Hopes among nurses that the revamp of government could signal a change of heart over the staging of their pay rise are likely to be dashed.
A two-stage pay rise angered health unions
Unions were optimistic after it emerged pay would be discussed on Monday at a meeting with negotiators, but the BBC understands there will be no U-turn.
It comes as Wales follows the lead of Scotland by paying the 2.5% in full.
Nurses in England are threatening industrial action after getting 1.5% now and an extra 1% in the autumn.
The government in Northern Ireland is still considering what to do.
The government has said it proposed the staged award, the equivalent of a 1.9% rise according to unions, in a bid to control inflation.
But unions have reacted angrily to this saying it would only cost an extra £60m to pay it all upfront and that it went against recommendations of the pay review body.
The Royal College of Nursing are due to ask their members this week if they want to be balloted on industrial action. It is the first time the union has reached this stage in a national dispute.
Meanwhile, Unison has agreed that a ballot of the union's 450,000 NHS members, including nurses, ambulance crews and paramedics, would be held unless the offer was increased.
Historically nurses have not been allowed to take industrial action but a rule change in the mid-1990s permitted measures which do not harm patient care.
This means an all-out strike would be highly unlikely but it does allow nurses to take other steps such as refusing to do overtime.
Pay is on the agenda when RCN, Unison and GMB representatives meet officials from NHS Employers, which represents the government, on Monday.
Privately, unions have expressed optimism that a new prime minister in Gordon Brown and new health secretary in Alan Johnson, who has made big play on getting staff on side, could lead to a U-turn.
Ahead of the meeting, Unison national officer for health Mike Jackson said: "We very much welcome these last ditch talks to avert industrial action."
"Living costs have risen far faster than the paltry pay offer on the table and our health workers are underpaid as it is."
And Gerry O'Dwyer, who will be representing the RCN at Wednesday's meeting added: "We are looking for something constructive to come out of the meeting."
But the BBC understands that the government will not be altering its stance despite the recent changes.

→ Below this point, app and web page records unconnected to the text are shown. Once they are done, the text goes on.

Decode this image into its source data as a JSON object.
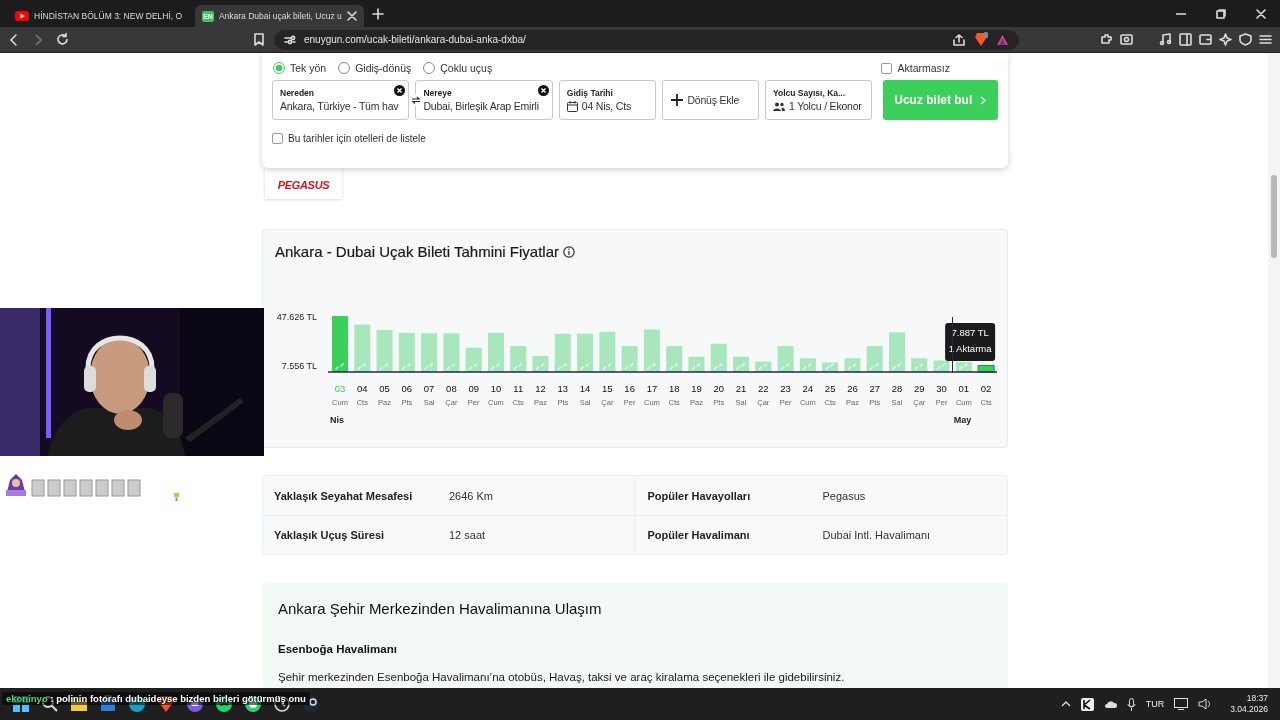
{
  "browser": {
    "tabs": [
      {
        "title": "HİNDİSTAN BÖLÜM 3: NEW DELHİ, O",
        "kind": "video",
        "selected": false
      },
      {
        "title": "Ankara Dubai uçak bileti, Ucuz u",
        "kind": "site",
        "favicon": "EN",
        "selected": true
      }
    ],
    "url": "enuygun.com/ucak-bileti/ankara-dubai-anka-dxba/"
  },
  "search_form": {
    "trip_types": [
      {
        "label": "Tek yön",
        "selected": true
      },
      {
        "label": "Gidiş-dönüş",
        "selected": false
      },
      {
        "label": "Çoklu uçuş",
        "selected": false
      }
    ],
    "nonstop": {
      "label": "Aktarmasız",
      "checked": false
    },
    "fields": [
      {
        "kind": "location",
        "label": "Nereden",
        "value": "Ankara, Türkiye - Tüm hav"
      },
      {
        "kind": "location",
        "label": "Nereye",
        "value": "Dubai, Birleşik Arap Emirli"
      },
      {
        "kind": "date",
        "label": "Gidiş Tarihi",
        "value": "04 Nis, Cts"
      },
      {
        "kind": "add",
        "value": "Dönüş Ekle"
      },
      {
        "kind": "passengers",
        "label": "Yolcu Sayısı, Ka...",
        "value": "1 Yolcu / Ekonor"
      }
    ],
    "search_button": "Ucuz bilet bul",
    "hotels": {
      "label": "Bu tarihler için otelleri de listele",
      "checked": false
    }
  },
  "airline_logo": "PEGASUS",
  "price_chart": {
    "title": "Ankara - Dubai Uçak Bileti Tahmini Fiyatlar",
    "chart_data": {
      "type": "bar",
      "categories": [
        "03",
        "04",
        "05",
        "06",
        "07",
        "08",
        "09",
        "10",
        "11",
        "12",
        "13",
        "14",
        "15",
        "16",
        "17",
        "18",
        "19",
        "20",
        "21",
        "22",
        "23",
        "24",
        "25",
        "26",
        "27",
        "28",
        "29",
        "30",
        "01",
        "02"
      ],
      "series": [
        {
          "color": "#a8e6bc",
          "values": [
            null,
            40700,
            36500,
            34100,
            33800,
            33800,
            22200,
            34100,
            23400,
            15600,
            33400,
            33400,
            34900,
            23400,
            36800,
            23400,
            14900,
            25300,
            14900,
            11000,
            23400,
            13700,
            10300,
            13700,
            23400,
            34500,
            13700,
            11800,
            10600,
            null
          ]
        },
        {
          "color": "#3ccf5c",
          "values": [
            47600,
            null,
            null,
            null,
            null,
            null,
            null,
            null,
            null,
            null,
            null,
            null,
            null,
            null,
            null,
            null,
            null,
            null,
            null,
            null,
            null,
            null,
            null,
            null,
            null,
            null,
            null,
            null,
            null,
            7887
          ]
        }
      ],
      "ylim": [
        2650,
        47626
      ],
      "yticks": [
        {
          "value": 47626,
          "label": "47.626 TL"
        },
        {
          "value": 7556,
          "label": "7.556 TL"
        }
      ]
    },
    "days": [
      {
        "weekday": "Cum",
        "selected": true,
        "hovered": false
      },
      {
        "weekday": "Cts",
        "selected": false,
        "hovered": false
      },
      {
        "weekday": "Paz",
        "selected": false,
        "hovered": false
      },
      {
        "weekday": "Pts",
        "selected": false,
        "hovered": false
      },
      {
        "weekday": "Sal",
        "selected": false,
        "hovered": false
      },
      {
        "weekday": "Çar",
        "selected": false,
        "hovered": false
      },
      {
        "weekday": "Per",
        "selected": false,
        "hovered": false
      },
      {
        "weekday": "Cum",
        "selected": false,
        "hovered": false
      },
      {
        "weekday": "Cts",
        "selected": false,
        "hovered": false
      },
      {
        "weekday": "Paz",
        "selected": false,
        "hovered": false
      },
      {
        "weekday": "Pts",
        "selected": false,
        "hovered": false
      },
      {
        "weekday": "Sal",
        "selected": false,
        "hovered": false
      },
      {
        "weekday": "Çar",
        "selected": false,
        "hovered": false
      },
      {
        "weekday": "Per",
        "selected": false,
        "hovered": false
      },
      {
        "weekday": "Cum",
        "selected": false,
        "hovered": false
      },
      {
        "weekday": "Cts",
        "selected": false,
        "hovered": false
      },
      {
        "weekday": "Paz",
        "selected": false,
        "hovered": false
      },
      {
        "weekday": "Pts",
        "selected": false,
        "hovered": false
      },
      {
        "weekday": "Sal",
        "selected": false,
        "hovered": false
      },
      {
        "weekday": "Çar",
        "selected": false,
        "hovered": false
      },
      {
        "weekday": "Per",
        "selected": false,
        "hovered": false
      },
      {
        "weekday": "Cum",
        "selected": false,
        "hovered": false
      },
      {
        "weekday": "Cts",
        "selected": false,
        "hovered": false
      },
      {
        "weekday": "Paz",
        "selected": false,
        "hovered": false
      },
      {
        "weekday": "Pts",
        "selected": false,
        "hovered": false
      },
      {
        "weekday": "Sal",
        "selected": false,
        "hovered": false
      },
      {
        "weekday": "Çar",
        "selected": false,
        "hovered": false
      },
      {
        "weekday": "Per",
        "selected": false,
        "hovered": false
      },
      {
        "weekday": "Cum",
        "selected": false,
        "hovered": false
      },
      {
        "weekday": "Cts",
        "selected": false,
        "hovered": true
      }
    ],
    "months": [
      {
        "label": "Nis",
        "month_start": false
      },
      {
        "label": "May",
        "month_start": true
      }
    ],
    "tooltip": {
      "price": "7.887 TL",
      "stops": "1 Aktarma"
    }
  },
  "info_table": {
    "rows": [
      [
        {
          "label": "Yaklaşık Seyahat Mesafesi",
          "value": "2646 Km"
        },
        {
          "label": "Popüler Havayolları",
          "value": "Pegasus"
        }
      ],
      [
        {
          "label": "Yaklaşık Uçuş Süresi",
          "value": "12 saat"
        },
        {
          "label": "Popüler Havalimanı",
          "value": "Dubai Intl. Havalimanı"
        }
      ]
    ]
  },
  "transport": {
    "title": "Ankara Şehir Merkezinden Havalimanına Ulaşım",
    "airport": "Esenboğa Havalimanı",
    "text": "Şehir merkezinden Esenboğa Havalimanı’na otobüs, Havaş, taksi ve araç kiralama seçenekleri ile gidebilirsiniz."
  },
  "stream_chat": {
    "user": "ekoninyo",
    "message": ": polinin fotorafı dubaideyse bizden birleri götürmüş onu"
  },
  "taskbar": {
    "language": "TUR",
    "time": "18:37",
    "date": "3.04.2026"
  }
}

A spokesman for the Department of Health said: "The government has been committed to ensuring NHS staff are better paid and is maintaining the normal course of dialogue with the health service trade unions to seek a resolution on a range of issues following the 2007-8 pay award."